Applying Behavioral Science Can Give Students Momentum

Completing college is a challenge for all students. Keys to success may lie in behavioral science. Behavior science is the study of how people make decisions and act within a complex world where details matter. And often, it’s the little details that trip people up and impact their actions.

Nontraditional students face a different set of obstacles than traditional college students. Any one of three major areas – finances, finding their identity as a student, or conflicting roles and responsibilities – could be enough to undermine student success. For nontraditional students in a higher education program, whether it’s going back to school to complete a degree or adding a new degree, applying behavioral science principles can provide the momentum to succeed.

Financial obligations

Financing higher education is a challenge for nontraditional students. With obligations such as childcare for dependent children, food, housing, and transportation competing for financial resources, nontraditional students may be overwhelmed. Tuition assistance programs through employers can relieve much of this burden. Access to information about financial aid and help with the application process can be provided through financial counseling at schools or through a tuition assistance program. Awareness of solutions and help taking action may be all that nontraditional students need to be successful.

Identity as student or worker

Finding their identity as a student can be an obstacle for nontraditional students. Students whose education was interrupted for some reason may be concerned about going to school again. If they consider college on-campus, live in dorms, experience for high school grads, they may feel like they don’t fit it. However, in 2009 students age 25 and older were about 40 percent of all undergraduate and graduate students, and the National Center for Education statistics expects the number to be 43 percent by 2020.

Most nontraditional students will identify more with their jobs than their learning institution. Tuition assistance programs that outline career pathways and make employees aware of skills that the employer needs will create purpose, confidence and momentum that leads to completion.

Conflict of roles and responsibilities

Working adults have many responsibilities that conflict with educational pursuits such as work or being a caregiver for children or aging family members. Because of these, students need to enroll part time. In terms of behavioral science, part-time enrollment could be an obstacle to completion.

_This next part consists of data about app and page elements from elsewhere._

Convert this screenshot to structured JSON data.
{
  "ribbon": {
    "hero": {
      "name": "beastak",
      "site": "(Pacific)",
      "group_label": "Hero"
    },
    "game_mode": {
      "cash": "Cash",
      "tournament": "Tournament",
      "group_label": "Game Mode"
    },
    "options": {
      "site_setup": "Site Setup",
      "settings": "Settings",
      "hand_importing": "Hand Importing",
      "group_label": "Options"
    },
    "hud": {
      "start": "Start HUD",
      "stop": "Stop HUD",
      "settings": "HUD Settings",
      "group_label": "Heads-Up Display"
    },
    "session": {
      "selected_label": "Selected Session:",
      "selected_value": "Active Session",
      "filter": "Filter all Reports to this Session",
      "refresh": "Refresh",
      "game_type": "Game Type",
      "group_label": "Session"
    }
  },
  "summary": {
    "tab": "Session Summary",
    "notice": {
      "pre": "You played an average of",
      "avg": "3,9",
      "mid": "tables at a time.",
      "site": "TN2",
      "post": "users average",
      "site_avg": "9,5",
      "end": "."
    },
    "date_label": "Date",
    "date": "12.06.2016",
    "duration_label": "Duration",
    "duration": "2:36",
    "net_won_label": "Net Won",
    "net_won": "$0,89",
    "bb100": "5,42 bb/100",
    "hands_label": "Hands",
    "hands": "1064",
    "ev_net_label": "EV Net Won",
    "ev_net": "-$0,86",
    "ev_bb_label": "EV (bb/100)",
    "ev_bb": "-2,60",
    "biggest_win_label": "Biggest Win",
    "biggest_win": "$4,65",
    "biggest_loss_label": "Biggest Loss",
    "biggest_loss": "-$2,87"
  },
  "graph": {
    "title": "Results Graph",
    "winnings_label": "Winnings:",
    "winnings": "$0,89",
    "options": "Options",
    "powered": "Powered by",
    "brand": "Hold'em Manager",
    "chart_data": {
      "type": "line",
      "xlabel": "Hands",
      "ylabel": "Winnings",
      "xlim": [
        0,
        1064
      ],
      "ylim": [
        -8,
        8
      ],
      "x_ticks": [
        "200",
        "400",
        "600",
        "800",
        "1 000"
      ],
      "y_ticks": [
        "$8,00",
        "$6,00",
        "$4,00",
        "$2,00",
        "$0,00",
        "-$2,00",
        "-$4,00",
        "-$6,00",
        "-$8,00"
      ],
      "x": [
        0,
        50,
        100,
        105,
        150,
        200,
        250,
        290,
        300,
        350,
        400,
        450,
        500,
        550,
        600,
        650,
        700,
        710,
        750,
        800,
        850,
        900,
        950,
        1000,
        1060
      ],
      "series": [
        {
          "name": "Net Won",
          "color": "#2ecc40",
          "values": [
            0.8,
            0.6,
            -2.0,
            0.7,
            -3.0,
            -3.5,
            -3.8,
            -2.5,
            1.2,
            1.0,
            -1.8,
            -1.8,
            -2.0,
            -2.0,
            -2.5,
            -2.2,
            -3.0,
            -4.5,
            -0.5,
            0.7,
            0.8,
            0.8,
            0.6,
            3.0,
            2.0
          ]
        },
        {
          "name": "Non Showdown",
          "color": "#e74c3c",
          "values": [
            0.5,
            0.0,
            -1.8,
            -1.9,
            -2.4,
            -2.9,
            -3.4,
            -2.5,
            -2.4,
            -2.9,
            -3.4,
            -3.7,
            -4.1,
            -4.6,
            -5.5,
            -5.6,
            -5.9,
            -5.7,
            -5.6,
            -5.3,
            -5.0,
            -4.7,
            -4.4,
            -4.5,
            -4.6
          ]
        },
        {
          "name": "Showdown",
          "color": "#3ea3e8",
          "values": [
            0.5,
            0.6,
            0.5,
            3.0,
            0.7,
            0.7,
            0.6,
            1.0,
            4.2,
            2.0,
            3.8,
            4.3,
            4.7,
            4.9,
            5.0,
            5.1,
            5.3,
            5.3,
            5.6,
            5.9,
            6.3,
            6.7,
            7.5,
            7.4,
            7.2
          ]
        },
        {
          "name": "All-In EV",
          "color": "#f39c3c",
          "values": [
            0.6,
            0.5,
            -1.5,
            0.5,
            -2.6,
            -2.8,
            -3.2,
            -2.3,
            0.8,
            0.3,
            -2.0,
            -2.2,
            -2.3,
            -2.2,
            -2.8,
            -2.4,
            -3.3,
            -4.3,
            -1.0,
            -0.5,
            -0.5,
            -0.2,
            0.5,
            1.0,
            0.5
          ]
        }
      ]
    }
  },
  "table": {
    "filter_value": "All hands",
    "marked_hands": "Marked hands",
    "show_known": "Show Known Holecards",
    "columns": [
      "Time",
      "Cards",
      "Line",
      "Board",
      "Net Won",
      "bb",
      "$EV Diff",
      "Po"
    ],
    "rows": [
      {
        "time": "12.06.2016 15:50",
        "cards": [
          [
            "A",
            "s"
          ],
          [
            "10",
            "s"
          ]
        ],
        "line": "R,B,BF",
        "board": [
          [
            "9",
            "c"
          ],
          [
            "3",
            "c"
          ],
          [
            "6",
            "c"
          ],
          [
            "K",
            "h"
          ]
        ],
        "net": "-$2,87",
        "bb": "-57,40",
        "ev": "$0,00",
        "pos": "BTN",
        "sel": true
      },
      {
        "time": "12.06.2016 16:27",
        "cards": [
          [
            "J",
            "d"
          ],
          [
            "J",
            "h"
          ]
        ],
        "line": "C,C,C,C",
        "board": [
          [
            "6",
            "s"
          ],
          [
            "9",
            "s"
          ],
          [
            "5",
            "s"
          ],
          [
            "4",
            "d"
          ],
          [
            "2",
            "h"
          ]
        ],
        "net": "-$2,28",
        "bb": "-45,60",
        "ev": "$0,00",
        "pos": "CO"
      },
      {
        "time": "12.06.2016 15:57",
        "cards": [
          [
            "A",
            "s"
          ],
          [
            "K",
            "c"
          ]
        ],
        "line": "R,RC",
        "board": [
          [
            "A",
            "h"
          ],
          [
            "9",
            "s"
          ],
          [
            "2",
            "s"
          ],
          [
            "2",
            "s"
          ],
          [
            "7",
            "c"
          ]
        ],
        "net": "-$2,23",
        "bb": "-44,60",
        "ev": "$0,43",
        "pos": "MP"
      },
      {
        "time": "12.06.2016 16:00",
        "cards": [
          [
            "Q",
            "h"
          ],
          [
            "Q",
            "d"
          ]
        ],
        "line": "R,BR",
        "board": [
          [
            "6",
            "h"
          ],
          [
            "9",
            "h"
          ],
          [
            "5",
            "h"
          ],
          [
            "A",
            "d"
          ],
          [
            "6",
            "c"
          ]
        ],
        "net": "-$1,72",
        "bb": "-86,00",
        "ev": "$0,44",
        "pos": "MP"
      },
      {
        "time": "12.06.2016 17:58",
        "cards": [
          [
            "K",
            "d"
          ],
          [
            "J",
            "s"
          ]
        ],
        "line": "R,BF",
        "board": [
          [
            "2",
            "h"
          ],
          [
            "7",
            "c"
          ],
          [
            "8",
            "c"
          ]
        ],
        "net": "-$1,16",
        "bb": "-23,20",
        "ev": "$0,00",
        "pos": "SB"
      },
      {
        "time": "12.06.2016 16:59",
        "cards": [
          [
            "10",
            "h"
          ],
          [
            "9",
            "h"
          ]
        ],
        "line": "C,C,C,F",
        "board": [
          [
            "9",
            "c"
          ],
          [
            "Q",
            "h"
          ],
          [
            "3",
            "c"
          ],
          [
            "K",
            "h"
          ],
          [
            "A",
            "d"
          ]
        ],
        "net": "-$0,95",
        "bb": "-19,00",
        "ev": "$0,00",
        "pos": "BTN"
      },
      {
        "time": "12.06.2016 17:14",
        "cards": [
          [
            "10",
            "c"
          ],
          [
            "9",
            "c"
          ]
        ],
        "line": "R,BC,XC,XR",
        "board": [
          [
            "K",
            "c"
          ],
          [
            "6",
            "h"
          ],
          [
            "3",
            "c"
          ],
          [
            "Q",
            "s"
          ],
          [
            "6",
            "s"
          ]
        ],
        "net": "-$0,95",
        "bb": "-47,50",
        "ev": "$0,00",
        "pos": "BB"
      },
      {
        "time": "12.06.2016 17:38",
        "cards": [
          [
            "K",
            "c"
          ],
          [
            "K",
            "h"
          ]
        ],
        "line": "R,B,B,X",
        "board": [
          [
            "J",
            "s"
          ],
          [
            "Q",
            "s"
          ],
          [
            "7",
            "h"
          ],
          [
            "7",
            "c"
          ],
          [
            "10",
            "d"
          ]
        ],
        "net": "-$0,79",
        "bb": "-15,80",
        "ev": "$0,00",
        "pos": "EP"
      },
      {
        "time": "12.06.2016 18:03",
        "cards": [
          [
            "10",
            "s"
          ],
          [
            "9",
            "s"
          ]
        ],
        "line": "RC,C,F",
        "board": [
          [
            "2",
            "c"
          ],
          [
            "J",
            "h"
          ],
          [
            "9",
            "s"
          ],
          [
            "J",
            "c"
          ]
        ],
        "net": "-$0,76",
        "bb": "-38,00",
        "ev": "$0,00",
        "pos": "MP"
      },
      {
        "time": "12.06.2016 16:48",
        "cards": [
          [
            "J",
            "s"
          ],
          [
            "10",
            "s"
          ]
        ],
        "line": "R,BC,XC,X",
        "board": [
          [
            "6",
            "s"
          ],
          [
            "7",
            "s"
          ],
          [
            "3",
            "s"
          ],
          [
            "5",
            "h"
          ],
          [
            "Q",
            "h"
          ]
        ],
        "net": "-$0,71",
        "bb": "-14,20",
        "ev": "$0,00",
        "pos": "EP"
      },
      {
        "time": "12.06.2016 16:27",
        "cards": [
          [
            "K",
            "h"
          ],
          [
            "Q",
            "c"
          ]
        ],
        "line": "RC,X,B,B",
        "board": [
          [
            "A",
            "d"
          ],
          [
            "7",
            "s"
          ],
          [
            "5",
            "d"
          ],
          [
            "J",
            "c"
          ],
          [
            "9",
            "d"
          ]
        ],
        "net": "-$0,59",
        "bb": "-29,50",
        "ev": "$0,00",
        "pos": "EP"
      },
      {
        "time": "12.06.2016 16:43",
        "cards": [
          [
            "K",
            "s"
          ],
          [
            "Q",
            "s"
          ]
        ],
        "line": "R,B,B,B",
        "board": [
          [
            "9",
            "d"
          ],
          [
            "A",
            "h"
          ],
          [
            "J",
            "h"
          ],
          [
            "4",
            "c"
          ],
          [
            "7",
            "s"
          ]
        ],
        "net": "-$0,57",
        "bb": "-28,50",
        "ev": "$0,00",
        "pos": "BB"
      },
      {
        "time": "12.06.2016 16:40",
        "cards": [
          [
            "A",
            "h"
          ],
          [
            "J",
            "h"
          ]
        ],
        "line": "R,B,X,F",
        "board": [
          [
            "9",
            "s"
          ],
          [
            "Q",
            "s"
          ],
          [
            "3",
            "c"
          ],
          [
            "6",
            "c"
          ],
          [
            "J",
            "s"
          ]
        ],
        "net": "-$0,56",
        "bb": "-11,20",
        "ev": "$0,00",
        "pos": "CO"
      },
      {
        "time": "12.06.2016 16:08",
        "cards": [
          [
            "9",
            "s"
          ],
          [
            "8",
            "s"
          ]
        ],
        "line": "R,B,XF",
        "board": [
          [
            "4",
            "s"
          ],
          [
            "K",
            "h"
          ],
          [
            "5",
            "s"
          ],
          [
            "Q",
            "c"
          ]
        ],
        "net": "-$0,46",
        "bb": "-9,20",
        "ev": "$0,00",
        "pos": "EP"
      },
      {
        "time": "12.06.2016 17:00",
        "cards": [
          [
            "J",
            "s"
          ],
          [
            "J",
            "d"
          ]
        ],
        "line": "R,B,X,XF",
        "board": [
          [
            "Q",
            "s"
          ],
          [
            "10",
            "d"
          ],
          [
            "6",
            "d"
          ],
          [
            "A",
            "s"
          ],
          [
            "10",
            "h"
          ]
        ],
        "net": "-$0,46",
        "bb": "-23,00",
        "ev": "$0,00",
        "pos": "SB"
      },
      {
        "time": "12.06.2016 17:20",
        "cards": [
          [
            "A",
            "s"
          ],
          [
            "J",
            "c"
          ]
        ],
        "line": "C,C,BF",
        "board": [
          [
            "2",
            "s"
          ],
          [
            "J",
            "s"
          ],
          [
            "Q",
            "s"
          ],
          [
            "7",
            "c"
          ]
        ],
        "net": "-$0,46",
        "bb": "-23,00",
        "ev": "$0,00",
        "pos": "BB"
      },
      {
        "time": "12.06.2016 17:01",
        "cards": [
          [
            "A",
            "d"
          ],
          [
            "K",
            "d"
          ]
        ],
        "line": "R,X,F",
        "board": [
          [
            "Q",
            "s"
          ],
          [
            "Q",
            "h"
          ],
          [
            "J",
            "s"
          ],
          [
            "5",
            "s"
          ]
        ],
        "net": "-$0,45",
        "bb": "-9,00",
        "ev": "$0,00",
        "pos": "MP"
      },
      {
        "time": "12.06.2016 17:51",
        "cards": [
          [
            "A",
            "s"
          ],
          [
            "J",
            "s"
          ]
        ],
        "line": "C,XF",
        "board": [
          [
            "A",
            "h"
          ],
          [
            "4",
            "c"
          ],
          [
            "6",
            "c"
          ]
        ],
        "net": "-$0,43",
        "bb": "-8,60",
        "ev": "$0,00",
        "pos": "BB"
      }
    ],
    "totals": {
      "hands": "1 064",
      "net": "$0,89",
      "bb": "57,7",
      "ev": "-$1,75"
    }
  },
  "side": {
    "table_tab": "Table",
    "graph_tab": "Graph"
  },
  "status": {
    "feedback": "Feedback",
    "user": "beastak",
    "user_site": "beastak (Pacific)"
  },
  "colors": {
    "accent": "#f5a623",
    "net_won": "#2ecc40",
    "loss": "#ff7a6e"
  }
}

However, tuition assistance and educational counseling that set a clear path to success and recommend continual enrollment term after term can overcome that obstacle.

For several reasons positive reinforcement can help nontraditional students succeed. There is research that suggests older students have higher levels of motivation and goal achievement compared to traditional students. This motivation to assume multiple responsibilities can come from the students’ need to maintain their employment and salaries that provide for them and their families. They have greater confidence and satisfaction when managing academic responsibilities, family and career.

Positive reinforcement that encourages working adults to complete or pursue additional higher education is important for all stakeholders. “The temporal structure of life — get your learning, then get your job — is no longer linear, but like so much in our world, looped. Like a shampoo-rinse-repeat cycle with an endless tank of hot water, the drench of “upskilling” has no foreseeable “off” spigot. What’s happening, said Anthony P. Carnevale, the director of the Georgetown University Center on Education and the Workforce, is that employers want more hires who are not only “work-ready,” but also “training-ready, ready to learn more.”